The Auld Alliance (Scots) (French: Vieille Alliance) was an alliance between the kingdoms of Scotland and France. It played a significant role in the relations between Scotland, France and England from its beginning in 1295 until the 1560 Treaty of Edinburgh. The alliance was renewed by all the French and Scottish monarchs of that period except for Louis XI. By the late 14th century, the renewal occurred regardless of whether either kingdom was involved in a conflict with England.
The alliance dates from the treaty signed by John Balliol and Philip IV of France in 1295 against Edward I of England. The terms of the treaty stipulated that if either country was attacked by England, the other country would invade English territory, as became evident at the Battle of Flodden Field, 1513. The alliance played an important role in conflicts between both countries and England, such as the Wars of Scottish Independence, the Hundred Years’ War, the War of the League of Cambrai and the Rough Wooing.
French and Scottish forces together won against the English at the Battle of Baugé in 1421. As it marked the turning point of the Hundred Years War, the significance of this battle was great. However, their victory was a short-lived one: at Verneuil in 1424, the Scots army was defeated. Despite this defeat, the Scots had given France a valuable breathing space, effectively saving the country from English domination.
In addition, in 1429 Scots came to the aid of Joan of Arc in her famous relief of Orléans. Scottish soldiers also served in the Garde Écossaise, the loyal bodyguard of the French monarchy. Many Scottish mercenaries chose to settle in France. Some were granted lands and titles in France. In the 15th and 16th centuries, they became naturalised French subjects.
In a speech which he delivered in Edinburgh in June 1942, Charles de Gaulle described the alliance between Scotland and France as “the oldest alliance in the world”. He also declared that:
In every combat where for five centuries the destiny of France was at stake, there were always men of Scotland to fight side by side with men of France, and what Frenchmen feel is that no people has ever been more generous than yours with its friendship.
In 1995, celebrations were held in both countries for the 700th anniversary of the beginning of the alliance.

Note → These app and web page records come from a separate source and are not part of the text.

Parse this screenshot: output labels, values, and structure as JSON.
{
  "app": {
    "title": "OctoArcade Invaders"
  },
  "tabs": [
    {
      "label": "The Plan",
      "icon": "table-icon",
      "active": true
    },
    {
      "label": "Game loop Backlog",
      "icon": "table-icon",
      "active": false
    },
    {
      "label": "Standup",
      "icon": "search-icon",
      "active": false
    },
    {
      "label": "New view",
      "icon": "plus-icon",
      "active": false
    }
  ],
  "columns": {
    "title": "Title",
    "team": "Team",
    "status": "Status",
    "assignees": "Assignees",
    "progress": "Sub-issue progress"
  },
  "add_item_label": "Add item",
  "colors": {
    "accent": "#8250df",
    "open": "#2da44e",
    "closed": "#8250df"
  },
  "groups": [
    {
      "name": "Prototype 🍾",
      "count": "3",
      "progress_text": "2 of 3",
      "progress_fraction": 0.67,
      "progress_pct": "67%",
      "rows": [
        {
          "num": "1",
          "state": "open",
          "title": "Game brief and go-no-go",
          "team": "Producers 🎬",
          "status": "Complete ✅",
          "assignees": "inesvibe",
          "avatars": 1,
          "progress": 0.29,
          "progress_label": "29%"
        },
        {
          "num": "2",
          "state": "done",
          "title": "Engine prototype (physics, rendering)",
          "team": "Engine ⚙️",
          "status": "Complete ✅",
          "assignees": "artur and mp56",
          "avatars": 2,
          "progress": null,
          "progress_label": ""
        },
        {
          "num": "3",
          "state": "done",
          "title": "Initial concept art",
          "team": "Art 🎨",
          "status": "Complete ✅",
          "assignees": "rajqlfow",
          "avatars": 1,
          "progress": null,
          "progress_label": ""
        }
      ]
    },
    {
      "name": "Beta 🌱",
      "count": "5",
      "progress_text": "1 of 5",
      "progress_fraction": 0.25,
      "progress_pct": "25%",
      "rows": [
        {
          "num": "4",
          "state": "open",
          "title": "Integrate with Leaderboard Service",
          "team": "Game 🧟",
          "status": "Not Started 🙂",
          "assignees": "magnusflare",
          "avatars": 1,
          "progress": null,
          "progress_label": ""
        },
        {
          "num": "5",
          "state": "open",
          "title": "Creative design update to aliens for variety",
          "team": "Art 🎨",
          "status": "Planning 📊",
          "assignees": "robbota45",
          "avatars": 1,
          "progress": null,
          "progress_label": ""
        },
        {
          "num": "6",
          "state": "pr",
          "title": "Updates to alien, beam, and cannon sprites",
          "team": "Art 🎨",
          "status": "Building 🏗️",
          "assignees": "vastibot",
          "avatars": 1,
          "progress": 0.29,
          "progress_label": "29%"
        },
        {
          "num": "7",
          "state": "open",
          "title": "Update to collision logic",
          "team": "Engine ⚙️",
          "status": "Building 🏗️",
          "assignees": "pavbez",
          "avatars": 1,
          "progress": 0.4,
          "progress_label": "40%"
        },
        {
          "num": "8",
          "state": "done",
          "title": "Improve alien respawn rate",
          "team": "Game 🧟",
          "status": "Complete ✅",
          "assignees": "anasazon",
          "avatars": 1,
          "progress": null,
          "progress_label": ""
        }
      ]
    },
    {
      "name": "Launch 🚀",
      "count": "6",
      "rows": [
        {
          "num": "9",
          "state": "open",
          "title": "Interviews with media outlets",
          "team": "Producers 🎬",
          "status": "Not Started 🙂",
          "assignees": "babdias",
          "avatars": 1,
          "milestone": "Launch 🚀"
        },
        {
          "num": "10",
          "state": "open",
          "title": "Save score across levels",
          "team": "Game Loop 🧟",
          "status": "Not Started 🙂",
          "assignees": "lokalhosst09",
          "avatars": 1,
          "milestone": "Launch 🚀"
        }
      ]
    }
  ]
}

In 2011, British historian Dr Siobhan Talbott published the result of her research on this matter and concluded accordingly that the Auld Alliance is actually unrevoked after all.